All this genre criticism really bothered me to tell the truth. But today (with a little help from my friend Nick) I realized the problem. We were seeing this in different ways. People were expecting me to write a formulaic people versus zombies shoot-em-out with nauseating amounts of gore. And me? I just had all these characters in my head, and they just happened to be in a post-apocalyptic world where there happened to be zombies.
So picture this: there's this girl. Jenny is her name. She ran away from home as a teenager and was living on the streets when a group of anarchists found her. Well, one anarchist, really. His name is Declan Munro, but his friends call him Munro. Jenny calls him Declan. Jenny and Declan have been happier than most during this so-called apocalypse. They and their friends have been using the downfall of humanity to blow up government buildings. Because they're quite sure that people will try to start up civilization again once the zombies die out. It's just that the zombies are taking their sweet-ass time.

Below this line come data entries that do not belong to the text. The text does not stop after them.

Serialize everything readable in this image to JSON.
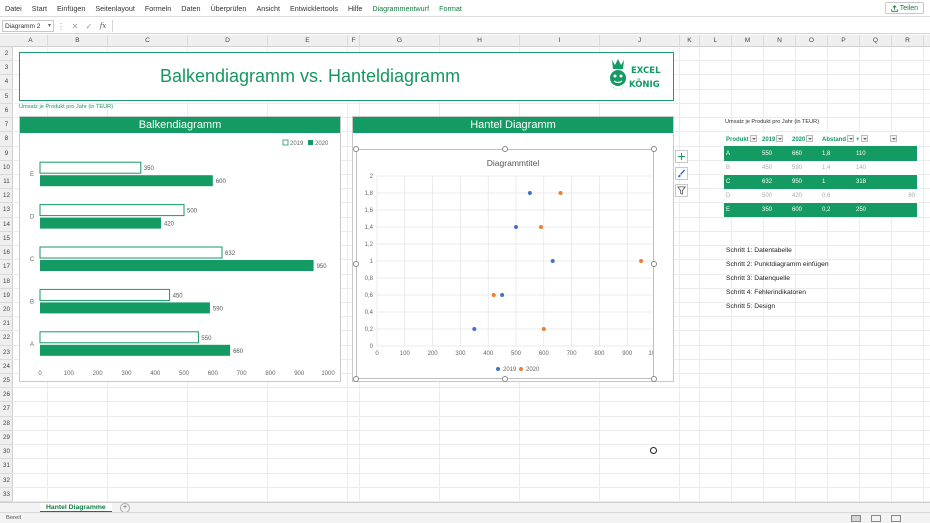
{
  "ribbon": {
    "menus": [
      "Datei",
      "Start",
      "Einfügen",
      "Seitenlayout",
      "Formeln",
      "Daten",
      "Überprüfen",
      "Ansicht",
      "Entwicklertools",
      "Hilfe",
      "Diagrammentwurf",
      "Format"
    ],
    "share_label": "Teilen"
  },
  "formula_bar": {
    "name_box": "Diagramm 2",
    "fx": "fx"
  },
  "columns": [
    "A",
    "B",
    "C",
    "D",
    "E",
    "F",
    "G",
    "H",
    "I",
    "J",
    "K",
    "L",
    "M",
    "N",
    "O",
    "P",
    "Q",
    "R"
  ],
  "rows": [
    "2",
    "3",
    "4",
    "5",
    "6",
    "7",
    "8",
    "9",
    "10",
    "11",
    "12",
    "13",
    "14",
    "15",
    "16",
    "17",
    "18",
    "19",
    "20",
    "21",
    "22",
    "23",
    "24",
    "25",
    "26",
    "27",
    "28",
    "29",
    "30",
    "31",
    "32",
    "33"
  ],
  "sheet": {
    "title": "Balkendiagramm vs. Hanteldiagramm",
    "subtitle": "Umsatz je Produkt pro Jahr (in TEUR)",
    "logo_top": "EXCEL",
    "logo_bottom": "KÖNIG"
  },
  "chart_data": [
    {
      "type": "bar",
      "title": "Balkendiagramm",
      "categories": [
        "E",
        "D",
        "C",
        "B",
        "A"
      ],
      "series": [
        {
          "name": "2019",
          "values": [
            350,
            500,
            632,
            450,
            550
          ]
        },
        {
          "name": "2020",
          "values": [
            600,
            420,
            950,
            590,
            660
          ]
        }
      ],
      "xlim": [
        0,
        1000
      ],
      "xticks": [
        "0",
        "100",
        "200",
        "300",
        "400",
        "500",
        "600",
        "700",
        "800",
        "900",
        "1000"
      ],
      "legend": "top-right",
      "colors": {
        "2019": "#149a63",
        "2020": "#149a63"
      }
    },
    {
      "type": "scatter",
      "title": "Hantel Diagramm",
      "chart_title": "Diagrammtitel",
      "series": [
        {
          "name": "2019",
          "x": [
            350,
            450,
            632,
            500,
            550
          ],
          "y": [
            0.2,
            0.6,
            1.0,
            1.4,
            1.8
          ]
        },
        {
          "name": "2020",
          "x": [
            600,
            420,
            950,
            590,
            660
          ],
          "y": [
            0.2,
            0.6,
            1.0,
            1.4,
            1.8
          ]
        }
      ],
      "xlim": [
        0,
        1000
      ],
      "ylim": [
        0,
        2
      ],
      "xticks": [
        "0",
        "100",
        "200",
        "300",
        "400",
        "500",
        "600",
        "700",
        "800",
        "900",
        "1000"
      ],
      "yticks": [
        "0",
        "0,2",
        "0,4",
        "0,6",
        "0,8",
        "1",
        "1,2",
        "1,4",
        "1,6",
        "1,8",
        "2"
      ],
      "legend": "bottom",
      "colors": {
        "2019": "#4472c4",
        "2020": "#ed7d31"
      }
    }
  ],
  "table": {
    "title": "Umsatz je Produkt pro Jahr (in TEUR)",
    "headers": [
      "Produkt",
      "2019",
      "2020",
      "Abstand",
      "+",
      ""
    ],
    "rows": [
      [
        "A",
        "550",
        "660",
        "1,8",
        "110",
        ""
      ],
      [
        "B",
        "450",
        "590",
        "1,4",
        "140",
        ""
      ],
      [
        "C",
        "632",
        "950",
        "1",
        "318",
        ""
      ],
      [
        "D",
        "500",
        "420",
        "0,6",
        "",
        "80"
      ],
      [
        "E",
        "350",
        "600",
        "0,2",
        "250",
        ""
      ]
    ]
  },
  "steps": [
    "Schritt 1: Datentabelle",
    "Schritt 2: Punktdiagramm einfügen",
    "Schritt 3: Datenquelle",
    "Schritt 4: Fehlerindikatoren",
    "Schritt 5: Design"
  ],
  "sheet_tab": "Hantel Diagramme",
  "status": "Bereit"
}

So now you have the setup. Jenny is also searching for her brother, Casey, who she left with her mother when she ran away years ago. She's heard through the grapevine that he's still alive. But then Jenny gets bitten. And her life is over. Or is it? She wakes up a few days later with all the attributes of a zombie, except her mind is still intact. And there are others like her, including Casey, her long lost brother. They're called The Thirteen, because that's how many of them there were left alive after Jenny's scientist mother experimented on them when she was a teenager. And with Jenny and Casey, they've now found five of the thirteen originals. And they think they might just be the cure...

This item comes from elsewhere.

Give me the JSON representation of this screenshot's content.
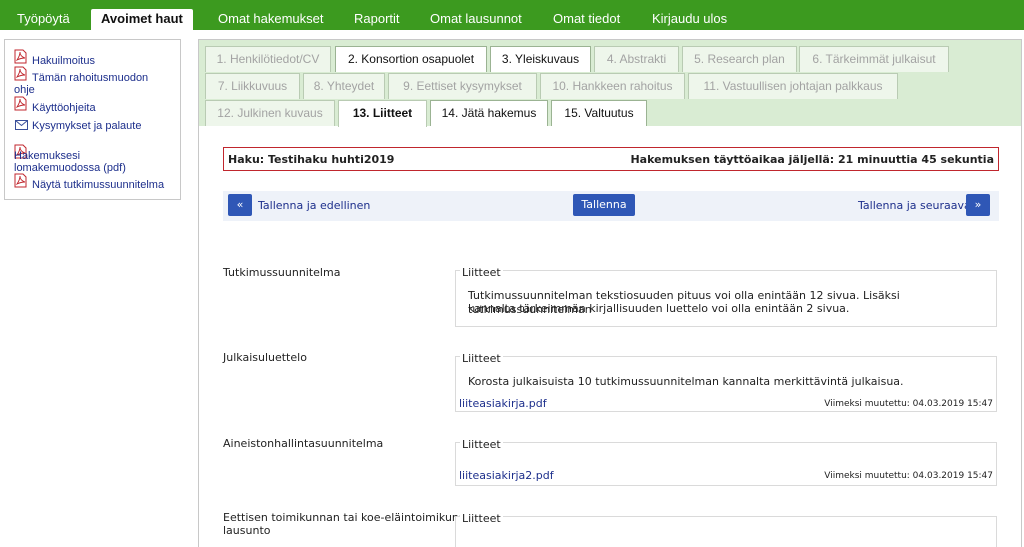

But, see, I had an image in my head when I became interested in writing this book. You have this guy that's completely in love with this girl. They're anarchists, but it hardly matters. Everyone falls in love at some point in their lives. Except, when Jenny is bitten, Declan knows she has to die. When she disappears before she turns zombie, he just assumes she's gone. He's devastated and goes a little mad. And then you have the scene that I have stuck in my head on repeat. The first time Declan sees Jenny after she "turns." It's bad enough seeing the woman you love after she's forcefully changed into a mindless drone. But there's this moment, this crystal-clear moment. Jenny speaks to him. It doesn't matter what she says, because zombies aren't supposed to be able to speak. Jenny assumes he's going to try to kill her, so she runs away, and Declan is left standing there, his whole world suddenly blowing apart. He can't even talk he's so shocked. Obviously he follows her.
This is not a romance. This is not a normal emotionless zombie book. This is not a post-apocalyptic punk rock dream world. Except when it is one of these things. And also, when it's all of these things. There are religious cults, there is violence and cursing and explosions, there is fear and revulsion and breathless despair, and there is love. And I'm hoping people will like these gritty characters as much as I do. They've been knocking around in my head for a while now, and it will be something of a relief to finally let them out.
I'm planning on writing all three books one after the other, so the entire trilogy should be available as quickly as I can write them. I hope fans of the Niki Slobodian series will give Jenny a chance. But if they don't, that's cool too. The Thirteen won't be a series for everyone. But I'm still tingling with
J.L. Murray is the bestselling author of the Niki Slobodian series, After the Fire, and Jenny Undead.